Give the records below again in full, exactly as written, but without any images.

** Opening Data in this exercise block **

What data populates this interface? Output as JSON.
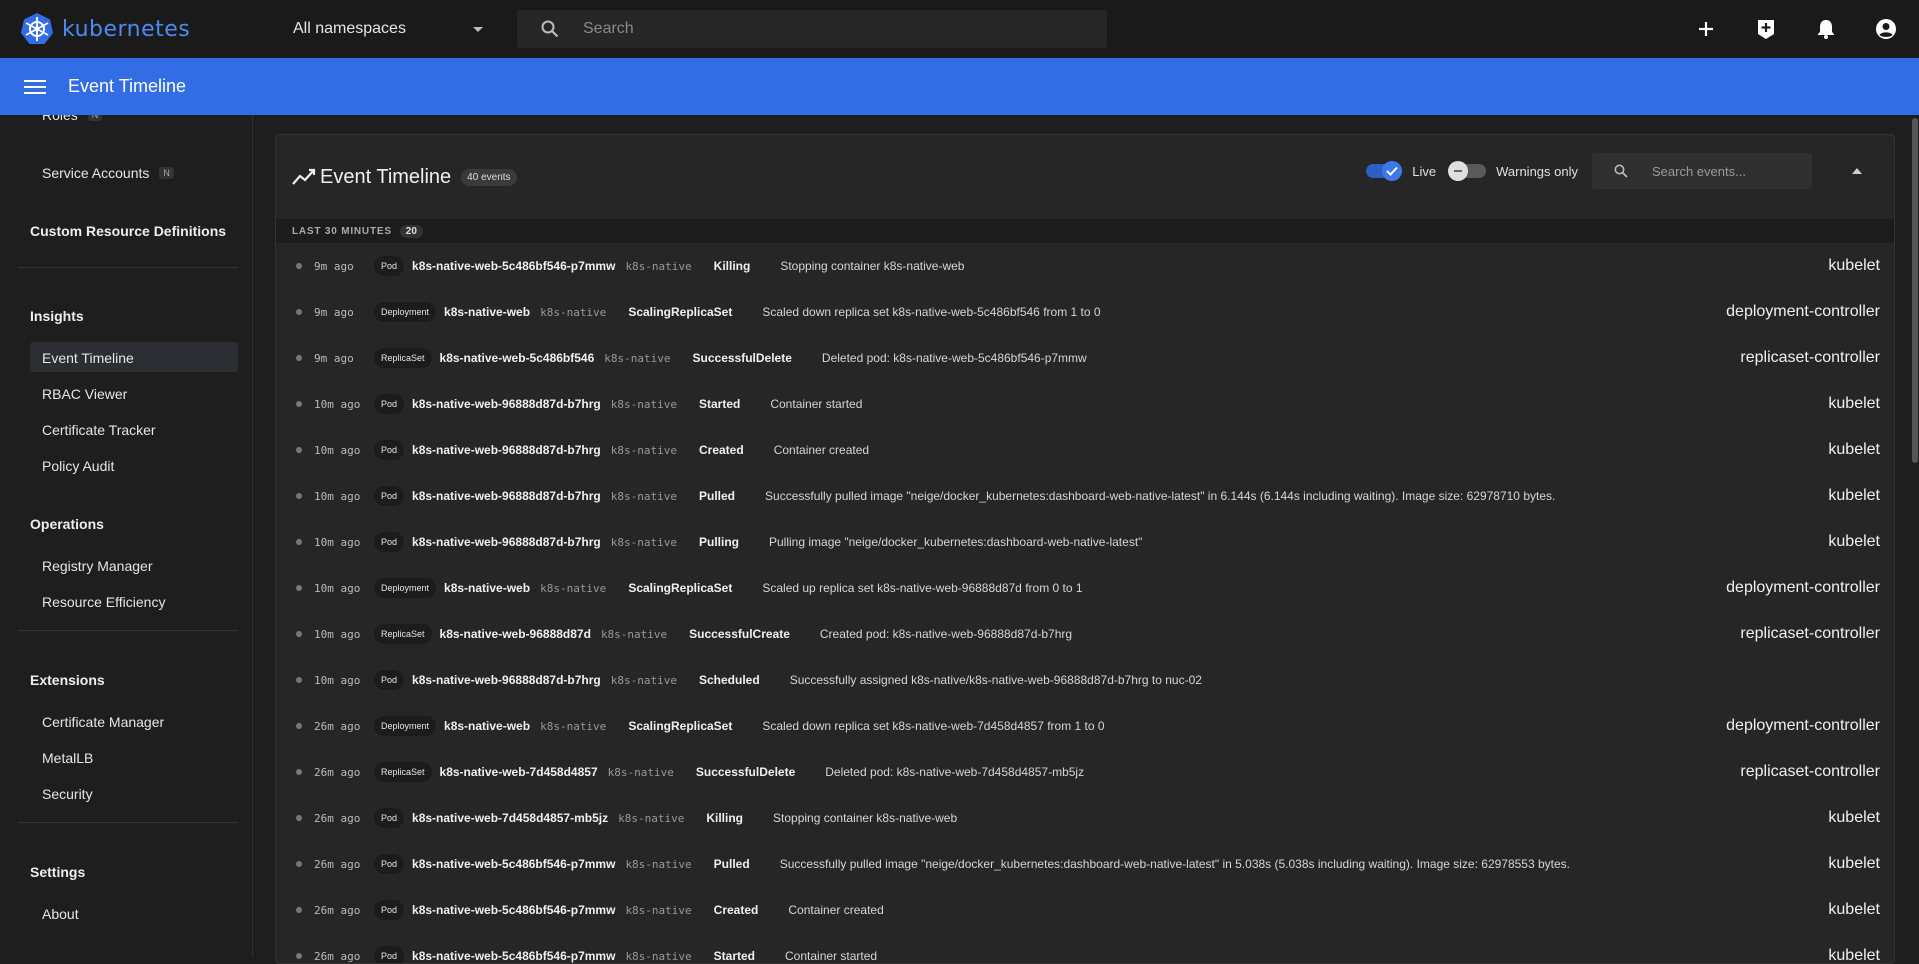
{
  "brand": {
    "name": "kubernetes"
  },
  "namespace": {
    "selected": "All namespaces"
  },
  "search": {
    "placeholder": "Search"
  },
  "app_bar": {
    "title": "Event Timeline"
  },
  "sidebar": {
    "items_top": [
      {
        "label": "Roles",
        "badge": "N"
      },
      {
        "label": "Service Accounts",
        "badge": "N"
      }
    ],
    "crd": "Custom Resource Definitions",
    "insights": {
      "heading": "Insights",
      "items": [
        "Event Timeline",
        "RBAC Viewer",
        "Certificate Tracker",
        "Policy Audit"
      ]
    },
    "operations": {
      "heading": "Operations",
      "items": [
        "Registry Manager",
        "Resource Efficiency"
      ]
    },
    "extensions": {
      "heading": "Extensions",
      "items": [
        "Certificate Manager",
        "MetalLB",
        "Security"
      ]
    },
    "settings": {
      "heading": "Settings",
      "items": [
        "About"
      ]
    }
  },
  "panel": {
    "title": "Event Timeline",
    "count": "40 events",
    "live_label": "Live",
    "live_on": true,
    "warnings_label": "Warnings only",
    "warnings_on": false,
    "search_placeholder": "Search events..."
  },
  "section": {
    "label": "LAST 30 MINUTES",
    "count": "20"
  },
  "events": [
    {
      "age": "9m ago",
      "kind": "Pod",
      "name": "k8s-native-web-5c486bf546-p7mmw",
      "ns": "k8s-native",
      "reason": "Killing",
      "message": "Stopping container k8s-native-web",
      "source": "kubelet"
    },
    {
      "age": "9m ago",
      "kind": "Deployment",
      "name": "k8s-native-web",
      "ns": "k8s-native",
      "reason": "ScalingReplicaSet",
      "message": "Scaled down replica set k8s-native-web-5c486bf546 from 1 to 0",
      "source": "deployment-controller"
    },
    {
      "age": "9m ago",
      "kind": "ReplicaSet",
      "name": "k8s-native-web-5c486bf546",
      "ns": "k8s-native",
      "reason": "SuccessfulDelete",
      "message": "Deleted pod: k8s-native-web-5c486bf546-p7mmw",
      "source": "replicaset-controller"
    },
    {
      "age": "10m ago",
      "kind": "Pod",
      "name": "k8s-native-web-96888d87d-b7hrg",
      "ns": "k8s-native",
      "reason": "Started",
      "message": "Container started",
      "source": "kubelet"
    },
    {
      "age": "10m ago",
      "kind": "Pod",
      "name": "k8s-native-web-96888d87d-b7hrg",
      "ns": "k8s-native",
      "reason": "Created",
      "message": "Container created",
      "source": "kubelet"
    },
    {
      "age": "10m ago",
      "kind": "Pod",
      "name": "k8s-native-web-96888d87d-b7hrg",
      "ns": "k8s-native",
      "reason": "Pulled",
      "message": "Successfully pulled image \"neige/docker_kubernetes:dashboard-web-native-latest\" in 6.144s (6.144s including waiting). Image size: 62978710 bytes.",
      "source": "kubelet"
    },
    {
      "age": "10m ago",
      "kind": "Pod",
      "name": "k8s-native-web-96888d87d-b7hrg",
      "ns": "k8s-native",
      "reason": "Pulling",
      "message": "Pulling image \"neige/docker_kubernetes:dashboard-web-native-latest\"",
      "source": "kubelet"
    },
    {
      "age": "10m ago",
      "kind": "Deployment",
      "name": "k8s-native-web",
      "ns": "k8s-native",
      "reason": "ScalingReplicaSet",
      "message": "Scaled up replica set k8s-native-web-96888d87d from 0 to 1",
      "source": "deployment-controller"
    },
    {
      "age": "10m ago",
      "kind": "ReplicaSet",
      "name": "k8s-native-web-96888d87d",
      "ns": "k8s-native",
      "reason": "SuccessfulCreate",
      "message": "Created pod: k8s-native-web-96888d87d-b7hrg",
      "source": "replicaset-controller"
    },
    {
      "age": "10m ago",
      "kind": "Pod",
      "name": "k8s-native-web-96888d87d-b7hrg",
      "ns": "k8s-native",
      "reason": "Scheduled",
      "message": "Successfully assigned k8s-native/k8s-native-web-96888d87d-b7hrg to nuc-02",
      "source": ""
    },
    {
      "age": "26m ago",
      "kind": "Deployment",
      "name": "k8s-native-web",
      "ns": "k8s-native",
      "reason": "ScalingReplicaSet",
      "message": "Scaled down replica set k8s-native-web-7d458d4857 from 1 to 0",
      "source": "deployment-controller"
    },
    {
      "age": "26m ago",
      "kind": "ReplicaSet",
      "name": "k8s-native-web-7d458d4857",
      "ns": "k8s-native",
      "reason": "SuccessfulDelete",
      "message": "Deleted pod: k8s-native-web-7d458d4857-mb5jz",
      "source": "replicaset-controller"
    },
    {
      "age": "26m ago",
      "kind": "Pod",
      "name": "k8s-native-web-7d458d4857-mb5jz",
      "ns": "k8s-native",
      "reason": "Killing",
      "message": "Stopping container k8s-native-web",
      "source": "kubelet"
    },
    {
      "age": "26m ago",
      "kind": "Pod",
      "name": "k8s-native-web-5c486bf546-p7mmw",
      "ns": "k8s-native",
      "reason": "Pulled",
      "message": "Successfully pulled image \"neige/docker_kubernetes:dashboard-web-native-latest\" in 5.038s (5.038s including waiting). Image size: 62978553 bytes.",
      "source": "kubelet"
    },
    {
      "age": "26m ago",
      "kind": "Pod",
      "name": "k8s-native-web-5c486bf546-p7mmw",
      "ns": "k8s-native",
      "reason": "Created",
      "message": "Container created",
      "source": "kubelet"
    },
    {
      "age": "26m ago",
      "kind": "Pod",
      "name": "k8s-native-web-5c486bf546-p7mmw",
      "ns": "k8s-native",
      "reason": "Started",
      "message": "Container started",
      "source": "kubelet"
    }
  ],
  "colors": {
    "accent": "#326de6",
    "topbar": "#1a1a1a",
    "background": "#1e1e1e"
  }
}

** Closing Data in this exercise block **

_Exercise response_:
What data populates this interface? Output as JSON.
{
  "brand": {
    "name": "kubernetes"
  },
  "namespace": {
    "selected": "All namespaces"
  },
  "search": {
    "placeholder": "Search"
  },
  "app_bar": {
    "title": "Event Timeline"
  },
  "sidebar": {
    "items_top": [
      {
        "label": "Roles",
        "badge": "N"
      },
      {
        "label": "Service Accounts",
        "badge": "N"
      }
    ],
    "crd": "Custom Resource Definitions",
    "insights": {
      "heading": "Insights",
      "items": [
        "Event Timeline",
        "RBAC Viewer",
        "Certificate Tracker",
        "Policy Audit"
      ]
    },
    "operations": {
      "heading": "Operations",
      "items": [
        "Registry Manager",
        "Resource Efficiency"
      ]
    },
    "extensions": {
      "heading": "Extensions",
      "items": [
        "Certificate Manager",
        "MetalLB",
        "Security"
      ]
    },
    "settings": {
      "heading": "Settings",
      "items": [
        "About"
      ]
    }
  },
  "panel": {
    "title": "Event Timeline",
    "count": "40 events",
    "live_label": "Live",
    "live_on": true,
    "warnings_label": "Warnings only",
    "warnings_on": false,
    "search_placeholder": "Search events..."
  },
  "section": {
    "label": "LAST 30 MINUTES",
    "count": "20"
  },
  "events": [
    {
      "age": "9m ago",
      "kind": "Pod",
      "name": "k8s-native-web-5c486bf546-p7mmw",
      "ns": "k8s-native",
      "reason": "Killing",
      "message": "Stopping container k8s-native-web",
      "source": "kubelet"
    },
    {
      "age": "9m ago",
      "kind": "Deployment",
      "name": "k8s-native-web",
      "ns": "k8s-native",
      "reason": "ScalingReplicaSet",
      "message": "Scaled down replica set k8s-native-web-5c486bf546 from 1 to 0",
      "source": "deployment-controller"
    },
    {
      "age": "9m ago",
      "kind": "ReplicaSet",
      "name": "k8s-native-web-5c486bf546",
      "ns": "k8s-native",
      "reason": "SuccessfulDelete",
      "message": "Deleted pod: k8s-native-web-5c486bf546-p7mmw",
      "source": "replicaset-controller"
    },
    {
      "age": "10m ago",
      "kind": "Pod",
      "name": "k8s-native-web-96888d87d-b7hrg",
      "ns": "k8s-native",
      "reason": "Started",
      "message": "Container started",
      "source": "kubelet"
    },
    {
      "age": "10m ago",
      "kind": "Pod",
      "name": "k8s-native-web-96888d87d-b7hrg",
      "ns": "k8s-native",
      "reason": "Created",
      "message": "Container created",
      "source": "kubelet"
    },
    {
      "age": "10m ago",
      "kind": "Pod",
      "name": "k8s-native-web-96888d87d-b7hrg",
      "ns": "k8s-native",
      "reason": "Pulled",
      "message": "Successfully pulled image \"neige/docker_kubernetes:dashboard-web-native-latest\" in 6.144s (6.144s including waiting). Image size: 62978710 bytes.",
      "source": "kubelet"
    },
    {
      "age": "10m ago",
      "kind": "Pod",
      "name": "k8s-native-web-96888d87d-b7hrg",
      "ns": "k8s-native",
      "reason": "Pulling",
      "message": "Pulling image \"neige/docker_kubernetes:dashboard-web-native-latest\"",
      "source": "kubelet"
    },
    {
      "age": "10m ago",
      "kind": "Deployment",
      "name": "k8s-native-web",
      "ns": "k8s-native",
      "reason": "ScalingReplicaSet",
      "message": "Scaled up replica set k8s-native-web-96888d87d from 0 to 1",
      "source": "deployment-controller"
    },
    {
      "age": "10m ago",
      "kind": "ReplicaSet",
      "name": "k8s-native-web-96888d87d",
      "ns": "k8s-native",
      "reason": "SuccessfulCreate",
      "message": "Created pod: k8s-native-web-96888d87d-b7hrg",
      "source": "replicaset-controller"
    },
    {
      "age": "10m ago",
      "kind": "Pod",
      "name": "k8s-native-web-96888d87d-b7hrg",
      "ns": "k8s-native",
      "reason": "Scheduled",
      "message": "Successfully assigned k8s-native/k8s-native-web-96888d87d-b7hrg to nuc-02",
      "source": ""
    },
    {
      "age": "26m ago",
      "kind": "Deployment",
      "name": "k8s-native-web",
      "ns": "k8s-native",
      "reason": "ScalingReplicaSet",
      "message": "Scaled down replica set k8s-native-web-7d458d4857 from 1 to 0",
      "source": "deployment-controller"
    },
    {
      "age": "26m ago",
      "kind": "ReplicaSet",
      "name": "k8s-native-web-7d458d4857",
      "ns": "k8s-native",
      "reason": "SuccessfulDelete",
      "message": "Deleted pod: k8s-native-web-7d458d4857-mb5jz",
      "source": "replicaset-controller"
    },
    {
      "age": "26m ago",
      "kind": "Pod",
      "name": "k8s-native-web-7d458d4857-mb5jz",
      "ns": "k8s-native",
      "reason": "Killing",
      "message": "Stopping container k8s-native-web",
      "source": "kubelet"
    },
    {
      "age": "26m ago",
      "kind": "Pod",
      "name": "k8s-native-web-5c486bf546-p7mmw",
      "ns": "k8s-native",
      "reason": "Pulled",
      "message": "Successfully pulled image \"neige/docker_kubernetes:dashboard-web-native-latest\" in 5.038s (5.038s including waiting). Image size: 62978553 bytes.",
      "source": "kubelet"
    },
    {
      "age": "26m ago",
      "kind": "Pod",
      "name": "k8s-native-web-5c486bf546-p7mmw",
      "ns": "k8s-native",
      "reason": "Created",
      "message": "Container created",
      "source": "kubelet"
    },
    {
      "age": "26m ago",
      "kind": "Pod",
      "name": "k8s-native-web-5c486bf546-p7mmw",
      "ns": "k8s-native",
      "reason": "Started",
      "message": "Container started",
      "source": "kubelet"
    }
  ],
  "colors": {
    "accent": "#326de6",
    "topbar": "#1a1a1a",
    "background": "#1e1e1e"
  }
}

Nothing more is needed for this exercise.